It’s not an issue that comes up often but recently I had to deal with a parentage challenge where the father found out three years into his marriage that his daughter was not his.  Ordinarily, the process would be to get a blood test to disprove parentage and therefore, he would be absolved of any financial responsibility.  However, in this case, the statute of limitations for a blood test had passed already (2 years).

The general rule is that parentage is presumed (the formal term is conclusively presumed, although it is rebuttable, meaning it can be challenged – don’t ask, I don’t know why either) if the husband and wife are married at the time of conception.  Not nine months before the conception, but at the time of conception.  Again, doesn’t make much sense but I suppose it makes it easier for measuring and there’s less potential for abuse.  It’s another example where efficiency trumps rationality.

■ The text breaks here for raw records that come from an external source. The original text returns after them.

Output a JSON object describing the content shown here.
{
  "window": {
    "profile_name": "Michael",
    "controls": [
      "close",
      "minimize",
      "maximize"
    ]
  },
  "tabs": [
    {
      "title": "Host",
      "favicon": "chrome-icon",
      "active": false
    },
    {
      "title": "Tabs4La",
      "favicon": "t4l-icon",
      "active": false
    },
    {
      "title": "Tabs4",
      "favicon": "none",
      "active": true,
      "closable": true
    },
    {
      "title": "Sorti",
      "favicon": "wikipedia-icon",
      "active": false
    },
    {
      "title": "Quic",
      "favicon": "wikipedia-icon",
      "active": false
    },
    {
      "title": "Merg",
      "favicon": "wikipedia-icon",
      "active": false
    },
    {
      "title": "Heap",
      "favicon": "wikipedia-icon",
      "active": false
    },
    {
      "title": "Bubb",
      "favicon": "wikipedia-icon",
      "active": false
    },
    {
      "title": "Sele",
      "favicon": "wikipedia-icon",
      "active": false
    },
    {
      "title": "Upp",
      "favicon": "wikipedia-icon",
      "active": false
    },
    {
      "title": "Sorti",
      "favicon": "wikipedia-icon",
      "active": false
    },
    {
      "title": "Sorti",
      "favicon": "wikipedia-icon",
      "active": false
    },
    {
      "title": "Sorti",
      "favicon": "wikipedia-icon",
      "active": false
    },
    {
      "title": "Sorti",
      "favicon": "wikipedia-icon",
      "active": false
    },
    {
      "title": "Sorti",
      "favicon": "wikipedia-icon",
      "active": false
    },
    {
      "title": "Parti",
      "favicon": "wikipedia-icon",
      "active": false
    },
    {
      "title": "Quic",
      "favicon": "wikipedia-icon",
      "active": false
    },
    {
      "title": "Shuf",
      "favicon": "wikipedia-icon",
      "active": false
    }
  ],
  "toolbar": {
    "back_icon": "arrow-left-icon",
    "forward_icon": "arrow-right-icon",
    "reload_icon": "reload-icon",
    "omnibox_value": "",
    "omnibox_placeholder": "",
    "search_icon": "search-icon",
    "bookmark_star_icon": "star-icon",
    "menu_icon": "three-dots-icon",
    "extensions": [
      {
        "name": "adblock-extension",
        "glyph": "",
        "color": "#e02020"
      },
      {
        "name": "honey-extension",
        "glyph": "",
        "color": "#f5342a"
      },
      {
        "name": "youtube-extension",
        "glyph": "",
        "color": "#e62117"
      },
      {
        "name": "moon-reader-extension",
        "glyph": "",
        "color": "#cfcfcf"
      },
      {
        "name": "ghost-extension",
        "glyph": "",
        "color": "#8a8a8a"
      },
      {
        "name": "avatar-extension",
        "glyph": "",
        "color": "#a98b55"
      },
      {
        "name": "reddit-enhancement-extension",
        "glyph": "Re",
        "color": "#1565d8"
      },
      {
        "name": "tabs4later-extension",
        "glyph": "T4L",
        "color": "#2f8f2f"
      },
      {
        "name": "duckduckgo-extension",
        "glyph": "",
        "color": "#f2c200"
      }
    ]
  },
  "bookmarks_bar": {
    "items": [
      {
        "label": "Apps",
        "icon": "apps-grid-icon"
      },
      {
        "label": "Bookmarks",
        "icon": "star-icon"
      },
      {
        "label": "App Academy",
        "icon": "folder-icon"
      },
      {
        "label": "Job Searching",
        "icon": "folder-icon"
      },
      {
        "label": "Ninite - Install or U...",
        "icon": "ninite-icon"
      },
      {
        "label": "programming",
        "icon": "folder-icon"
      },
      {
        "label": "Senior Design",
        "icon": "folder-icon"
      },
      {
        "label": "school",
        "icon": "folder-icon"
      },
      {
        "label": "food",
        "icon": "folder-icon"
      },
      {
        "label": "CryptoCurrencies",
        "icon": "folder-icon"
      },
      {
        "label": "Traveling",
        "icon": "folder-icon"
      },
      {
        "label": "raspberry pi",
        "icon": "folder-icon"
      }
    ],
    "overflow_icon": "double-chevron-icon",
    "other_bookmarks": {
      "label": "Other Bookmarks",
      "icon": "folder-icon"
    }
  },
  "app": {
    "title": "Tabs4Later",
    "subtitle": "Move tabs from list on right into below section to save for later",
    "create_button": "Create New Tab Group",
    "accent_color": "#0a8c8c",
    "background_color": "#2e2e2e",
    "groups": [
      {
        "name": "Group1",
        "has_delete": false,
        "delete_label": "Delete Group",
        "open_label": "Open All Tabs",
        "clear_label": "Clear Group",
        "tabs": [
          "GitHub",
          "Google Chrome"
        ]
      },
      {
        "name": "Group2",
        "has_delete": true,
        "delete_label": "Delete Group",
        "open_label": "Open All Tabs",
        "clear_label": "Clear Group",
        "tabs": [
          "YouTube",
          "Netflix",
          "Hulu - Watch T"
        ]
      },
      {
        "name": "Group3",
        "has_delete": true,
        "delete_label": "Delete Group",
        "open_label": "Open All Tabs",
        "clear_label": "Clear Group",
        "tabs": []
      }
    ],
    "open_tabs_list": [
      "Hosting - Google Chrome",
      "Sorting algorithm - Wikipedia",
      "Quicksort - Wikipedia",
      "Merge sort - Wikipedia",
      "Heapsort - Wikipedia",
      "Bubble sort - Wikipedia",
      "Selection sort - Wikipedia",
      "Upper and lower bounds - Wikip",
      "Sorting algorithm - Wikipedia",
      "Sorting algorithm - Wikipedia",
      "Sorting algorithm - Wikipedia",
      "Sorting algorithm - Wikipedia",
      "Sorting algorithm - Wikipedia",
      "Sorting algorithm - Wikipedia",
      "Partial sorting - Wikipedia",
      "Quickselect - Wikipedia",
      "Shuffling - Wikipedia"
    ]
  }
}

Unless the father can either prove he was 1)impotent or sterile at the time of conception or 2) father requests a blood within two years of the conception, he is stuck being the father, whether or not any subsequent blood test proves otherwise.  Furthermore, the blood test that is required needs to be done by a court expert and through a court filed motion by the father.   Otherwise, he is pretty much shit out of luck.

It gets more complicated when a voluntary declaration of paternity is involved, but I will address that some other time.  Also, if the Department of Social Services is involved, the requirements also are different.  Suffice to say, this is a complicated area of the law, but the general rule itself can create some pretty unfair results.